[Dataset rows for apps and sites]
──────

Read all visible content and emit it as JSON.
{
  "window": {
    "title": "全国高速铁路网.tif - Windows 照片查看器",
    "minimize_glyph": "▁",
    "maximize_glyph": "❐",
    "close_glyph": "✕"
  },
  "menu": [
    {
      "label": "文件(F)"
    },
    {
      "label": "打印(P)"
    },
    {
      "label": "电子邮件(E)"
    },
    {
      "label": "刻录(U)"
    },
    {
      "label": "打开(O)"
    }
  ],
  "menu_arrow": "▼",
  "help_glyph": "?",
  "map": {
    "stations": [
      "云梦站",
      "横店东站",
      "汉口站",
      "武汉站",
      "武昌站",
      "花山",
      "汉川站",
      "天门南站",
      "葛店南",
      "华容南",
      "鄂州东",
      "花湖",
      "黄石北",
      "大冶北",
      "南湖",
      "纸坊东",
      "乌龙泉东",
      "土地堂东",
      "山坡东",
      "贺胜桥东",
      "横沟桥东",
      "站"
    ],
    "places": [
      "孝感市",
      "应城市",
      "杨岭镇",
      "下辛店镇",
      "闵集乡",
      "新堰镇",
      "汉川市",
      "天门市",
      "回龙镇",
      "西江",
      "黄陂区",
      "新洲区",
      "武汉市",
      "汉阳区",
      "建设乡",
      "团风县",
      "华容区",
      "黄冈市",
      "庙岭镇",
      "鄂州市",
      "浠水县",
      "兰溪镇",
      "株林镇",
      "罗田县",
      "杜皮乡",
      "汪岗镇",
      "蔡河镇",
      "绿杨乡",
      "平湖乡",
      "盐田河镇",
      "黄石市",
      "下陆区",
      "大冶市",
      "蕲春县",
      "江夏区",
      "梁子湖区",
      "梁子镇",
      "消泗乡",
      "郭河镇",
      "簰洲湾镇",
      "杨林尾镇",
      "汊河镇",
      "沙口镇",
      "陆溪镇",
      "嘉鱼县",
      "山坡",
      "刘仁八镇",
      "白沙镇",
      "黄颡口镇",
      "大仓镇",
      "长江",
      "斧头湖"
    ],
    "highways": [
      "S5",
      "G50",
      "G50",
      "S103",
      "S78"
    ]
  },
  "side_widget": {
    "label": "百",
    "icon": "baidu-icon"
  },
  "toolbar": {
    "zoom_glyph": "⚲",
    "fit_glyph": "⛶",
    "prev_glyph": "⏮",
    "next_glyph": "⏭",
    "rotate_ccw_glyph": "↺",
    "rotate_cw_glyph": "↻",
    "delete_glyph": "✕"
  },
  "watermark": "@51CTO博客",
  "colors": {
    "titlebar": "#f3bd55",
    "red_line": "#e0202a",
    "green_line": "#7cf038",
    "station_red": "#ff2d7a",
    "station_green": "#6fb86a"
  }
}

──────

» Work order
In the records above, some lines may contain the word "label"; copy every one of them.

» Result
      "label": "文件(F)"
      "label": "打印(P)"
      "label": "电子邮件(E)"
      "label": "刻录(U)"
      "label": "打开(O)"
    "label": "百",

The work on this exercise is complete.